Newstalk.com asks Kildare legend Johnny Doyle whether the Leinster side are cut out for the top flight
Before a ball was thrown in for their final Division 2 game of the season, Kildare's promotion was already secure.
A slide that began in 2015 had been amended and the Lilywhites had booked their place back at the top table of inter-county football. The news came with as much exhilaration as it did with a sigh of relief.
Kildare reckon their level is above that of Division 2 teams, certainly those competing in Division 3.
Only over the past 18 months have they began to fully tap into the sort of form necessary to challenge teams at the upper end of the football spectrum, but a win against the might of Kerry, Mayo and reigning All-Ireland champions Dublin still seems a very long way off.
For their final game against Galway, Cian O'Neill decided to mix it up a little and bring in a few inexperienced players, knowing the result would have no real bearing on their season.
"Kildare were a little bit damned if they do and damned if they don’t with the amount of negative press coming from the fact that they made so many changes," Kildare legend Johnny Doyle tells Newstalk.com.
"But I don’t think Cian and his backroom team were too worried.
"You’ve a panel of players and a big goal at the start of the year would have been to get promoted to Division 1. Everyone wants to be playing at that level, you get your best team out when you can.
"There’s so many players on the panel, so every opportunity you get to get them in the starting line-up and give them game time to keep them interested, has to be taken.
"In fairness to the management team, they had to take that opportunity and I’m sure there were people that weren’t too happy but that’s the way it worked out."
Kildare will once again meet Galway in the league final this weekend, after the Tribesmen ran out one-point winners over the Lilywhites at Pearse Stadium. Image: ©INPHO/Mike Shaughnessy

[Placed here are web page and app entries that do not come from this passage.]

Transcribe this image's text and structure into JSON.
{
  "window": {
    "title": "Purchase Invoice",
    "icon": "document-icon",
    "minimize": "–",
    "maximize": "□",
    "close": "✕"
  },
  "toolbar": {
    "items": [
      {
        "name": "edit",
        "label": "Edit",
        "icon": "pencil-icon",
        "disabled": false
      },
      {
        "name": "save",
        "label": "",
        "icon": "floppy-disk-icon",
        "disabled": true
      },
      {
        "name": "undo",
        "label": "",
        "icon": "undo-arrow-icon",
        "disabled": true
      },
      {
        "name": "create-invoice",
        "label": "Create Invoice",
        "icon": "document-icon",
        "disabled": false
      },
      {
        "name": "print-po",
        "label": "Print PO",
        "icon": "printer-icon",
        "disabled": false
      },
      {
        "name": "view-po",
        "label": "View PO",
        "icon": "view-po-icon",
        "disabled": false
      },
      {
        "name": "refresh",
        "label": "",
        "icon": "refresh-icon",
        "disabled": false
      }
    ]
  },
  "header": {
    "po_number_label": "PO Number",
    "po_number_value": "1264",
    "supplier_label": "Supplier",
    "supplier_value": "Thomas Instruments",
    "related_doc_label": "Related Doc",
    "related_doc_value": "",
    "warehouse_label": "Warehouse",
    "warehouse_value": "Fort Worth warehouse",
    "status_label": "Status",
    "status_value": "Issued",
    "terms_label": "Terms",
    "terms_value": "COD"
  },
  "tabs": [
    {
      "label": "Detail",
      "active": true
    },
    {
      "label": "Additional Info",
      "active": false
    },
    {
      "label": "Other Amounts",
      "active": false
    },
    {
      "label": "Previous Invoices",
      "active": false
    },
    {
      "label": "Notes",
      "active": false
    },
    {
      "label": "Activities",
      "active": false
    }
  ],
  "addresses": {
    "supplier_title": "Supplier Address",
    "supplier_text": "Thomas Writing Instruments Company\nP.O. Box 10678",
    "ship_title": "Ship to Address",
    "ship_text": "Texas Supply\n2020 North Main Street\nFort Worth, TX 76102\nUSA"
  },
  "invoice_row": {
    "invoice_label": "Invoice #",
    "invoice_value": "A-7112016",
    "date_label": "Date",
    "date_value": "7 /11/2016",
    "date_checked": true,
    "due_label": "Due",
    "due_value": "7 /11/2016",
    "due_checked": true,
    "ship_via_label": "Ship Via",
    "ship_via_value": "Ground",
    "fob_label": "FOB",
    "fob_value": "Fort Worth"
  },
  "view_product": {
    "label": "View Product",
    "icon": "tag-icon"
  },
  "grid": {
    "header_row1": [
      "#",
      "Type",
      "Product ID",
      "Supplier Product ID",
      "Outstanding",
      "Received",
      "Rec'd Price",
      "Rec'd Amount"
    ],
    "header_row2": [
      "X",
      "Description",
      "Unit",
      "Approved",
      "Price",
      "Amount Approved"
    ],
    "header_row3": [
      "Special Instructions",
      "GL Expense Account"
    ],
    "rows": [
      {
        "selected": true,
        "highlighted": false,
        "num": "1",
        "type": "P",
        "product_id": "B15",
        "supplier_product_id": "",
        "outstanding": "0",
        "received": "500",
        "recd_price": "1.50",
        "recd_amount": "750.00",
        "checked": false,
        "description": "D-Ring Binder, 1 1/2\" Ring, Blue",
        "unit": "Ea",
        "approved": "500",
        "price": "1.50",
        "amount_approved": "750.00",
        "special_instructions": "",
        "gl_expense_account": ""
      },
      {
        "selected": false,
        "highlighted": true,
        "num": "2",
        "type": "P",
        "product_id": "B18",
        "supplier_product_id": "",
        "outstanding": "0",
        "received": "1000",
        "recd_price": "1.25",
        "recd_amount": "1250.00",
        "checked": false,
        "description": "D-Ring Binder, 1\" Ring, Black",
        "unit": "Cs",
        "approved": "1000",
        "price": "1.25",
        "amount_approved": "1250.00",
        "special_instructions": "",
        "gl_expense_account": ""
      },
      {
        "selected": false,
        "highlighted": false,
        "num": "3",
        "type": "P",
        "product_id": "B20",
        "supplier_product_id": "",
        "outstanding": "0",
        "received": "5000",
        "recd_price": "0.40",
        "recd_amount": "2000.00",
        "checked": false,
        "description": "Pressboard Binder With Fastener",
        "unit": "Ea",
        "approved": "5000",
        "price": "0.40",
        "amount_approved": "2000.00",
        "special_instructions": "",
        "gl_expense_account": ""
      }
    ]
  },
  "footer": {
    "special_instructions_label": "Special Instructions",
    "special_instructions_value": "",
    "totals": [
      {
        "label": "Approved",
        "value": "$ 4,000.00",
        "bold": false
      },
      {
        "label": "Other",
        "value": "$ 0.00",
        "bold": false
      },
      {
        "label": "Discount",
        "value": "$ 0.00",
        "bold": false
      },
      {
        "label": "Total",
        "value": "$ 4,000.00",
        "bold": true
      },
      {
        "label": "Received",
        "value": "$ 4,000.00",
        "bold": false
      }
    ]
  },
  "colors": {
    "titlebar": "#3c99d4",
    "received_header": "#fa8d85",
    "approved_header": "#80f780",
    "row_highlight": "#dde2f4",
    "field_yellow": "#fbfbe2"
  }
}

In the end it didn't work out and perhaps now Galway will have the edge this weekend heading into the league final at Croke Park. But to rotate the squad to the degree he did and still run the reigning Connacht champions to within a point says a lot about the quality O'Neill possesses in this current squad.
"There were a lot of positives to come out of it even though Cian sounded disappointed on the radio afterwards. He felt the game was there for Kildare to go on and win it. That’s his competitive nature.
"From the outside I was very encouraged by the performance and how they went about their business. They played very well for an inexperienced team and there’s not very much else they can do."
As any follower of the game will tell you, though, the gulf between Division 1 and 2 continues to get larger. And the teams at the higher end of Division 1 are some distance ahead of the rest.
The prospect O'Neill faces after this summer's Championship campaign is to develop a team that are able to compete with the best, stay competitive and avoid relegation. Easier said than done, of course.
"I would be confident that we wouldn’t be a yo-yo team going up and coming back down. Maybe history will say that’s the way it has been.
"I think if we could get a couple of years where we add fresh blood into the lads that are there, over the years we will be able to compete in Division 1.
"Without a doubt we’re a little bit below the Kerrys and the Dublins. But I’d like to think that if we went out to play Monaghan or Tyrone or any of these teams in the morning, we’d give a good account of ourselves.
"I’ve no reason to believe we can’t hold our own in Division 1. This time next year we mightn’t be getting ready for Croke Park, but I do think we’ll benefit from being up there and getting that experience."
Dublin and Kerry will meet in the Division 1 final this weekend, with the Kingdom having pushed Dublin all the way in Tralee last month. Image: ©INPHO/Cathal Noonan
Doyle explains that a team's mindset can go some way to determining if they can maintain their top-flight status. Teams have to believe they belong at the top level, because if they don't, standards begin to drop.
"We’ve gone into Division 2, we’ve had a good campaign and we made it to Division 1. That’s the level we’re at. The challenge is - and it’s a long way down the road - to stay there and prove ourselves well next year."
The trouble for Kildare, some will feel, is the fact that that level of consistency has evaded them for some time.
But the signs are there. Back-to-back promotions, regardless how they are achieved, are something to be acknowledged and Doyle says that their performances in the league mean they have reached the final on merit.
"Going to Derry and for the first game going to Meath. They are tough places to go. You’d be worried after the Derry match that the result would have knocked the confidence.
"Over the last couple of years, you think of defeats to Dublin in Leinster and even the Kerry defeat, it knocks your confidence.
"Psychologically it can have a huge bearing on players. Players questions themselves. When they approach games, they can think ‘well, we can win a few matches here or there, but there’s been some games against the big teams where we came out on the wrong end of some heavy results’.
"That leaves a mark on players.
"But the players are buying into what the management are trying to do and it's paying dividends.
"Even when we lost Neil Flynn [to injury] and Daniel Flynn [to the AFL] at different times the feeling is that - to borrow a phrase from Jim Gavin - the process has still gone on."
O'Neill is smart enough not to look too far ahead and will be eager to give a good account of his in the league final this weekend.
The Championship poses its own challenges, but regardless of their performances, they will have seven games next year to prove their worth among the country's best.